“It’s everyday living and activities,” Buscher says of the model. “It allows teachers to help children build those social skills, learn how to get along with people, learn how to use proper terminology and be able to express their feelings.

“All your different academics can be pulled into those things, because when you’re working in a group, you’re talking, playing games, using your emotions … it’s cross-curricular and should just be part of your everyday learning.”

The FVPD’s preschool programs – Creative Play and Nature Play – apply the integrated teaching of STEAM (science, technology, engineering, arts and mathematics). Through STEAM, children develop skills and procedures for inquiry, prediction, collaboration, communication and creative and critical thinking.
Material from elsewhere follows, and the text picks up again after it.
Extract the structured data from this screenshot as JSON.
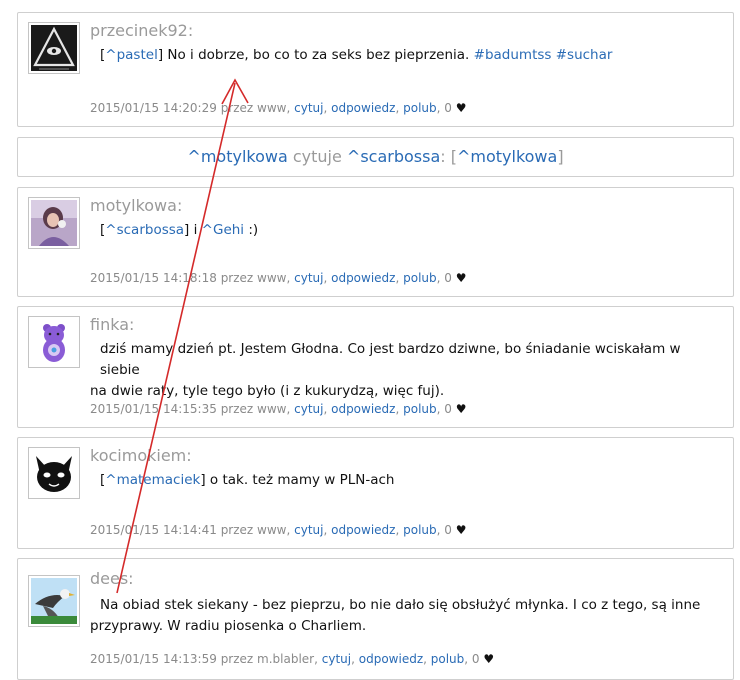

The FVPD’s preschool programs are offered to children ages 30 months to 4 years (pre-kindergarten) and the curriculum is aligned with the Illinois Early Learning and Development Standards. Creative Play is offered at Vaughan Athletic Center and Prisco and Eola community centers, while Nature Play – which focuses on nature, the environment, recycling and conservation – is held at Red Oak Nature Center and Blackberry Farm.

Five years ago, Chuck Tuura and wife Jennifer were walking along the Fox River Trail with 2-year-old daughter Tess, when they happened upon Red Oak and decided to stop in.

“When I saw they had the Nature Play program, I immediately knew I wanted Tess involved in that environment and culture,” Chuck says.

Now 7, Tess has since graduated from Nature Play, while sister Gwen is enrolled in the 3-year-old program at Red Oak.

“There’s this movement toward creative play and I definitely believe in that, and the nature play just adds a whole other element,” Chuck says. “The opportunity to go outside, stop on a trail and talk about animal tracks or a tree, those are learning moments as they occur in life.

“I just like the stimulation of being outside. It toughens these kids up. The weather’s real and it doesn’t go away. These kids are not bothered by a little rain or mud or snow. At pick-up time when class is over, they continue to want to play. The adults are all freezing and we’re like, ‘Let’s wrap it up,’ but we can see that the kids wouldn’t mind staying together for another 45 minutes.”

Around 400 children are enrolled in preschool programs across the District and Buscher strives to maintain the student-teacher ratio at 10 to 1 or better. Smaller class sizes allow teachers to better recognize their students’ individual traits and provide more collaborative opportunities through various learning activities.

“A child’s most important job is to play, for this is how they learn best,” Buscher says. “Through social and emotional learning, hands-on activities, books, singing, dancing and the gross- and fine-motor skills, the academics can be learned.”

For more information about the Fox Valley Park District’s preschool programs, visit foxvalleyparkdistrict.org/programs-events/preschool/ or contact Deedee Buscher at 630-966-4546. Registration packets for the 2020-21 school year will be available on Monday, January 13.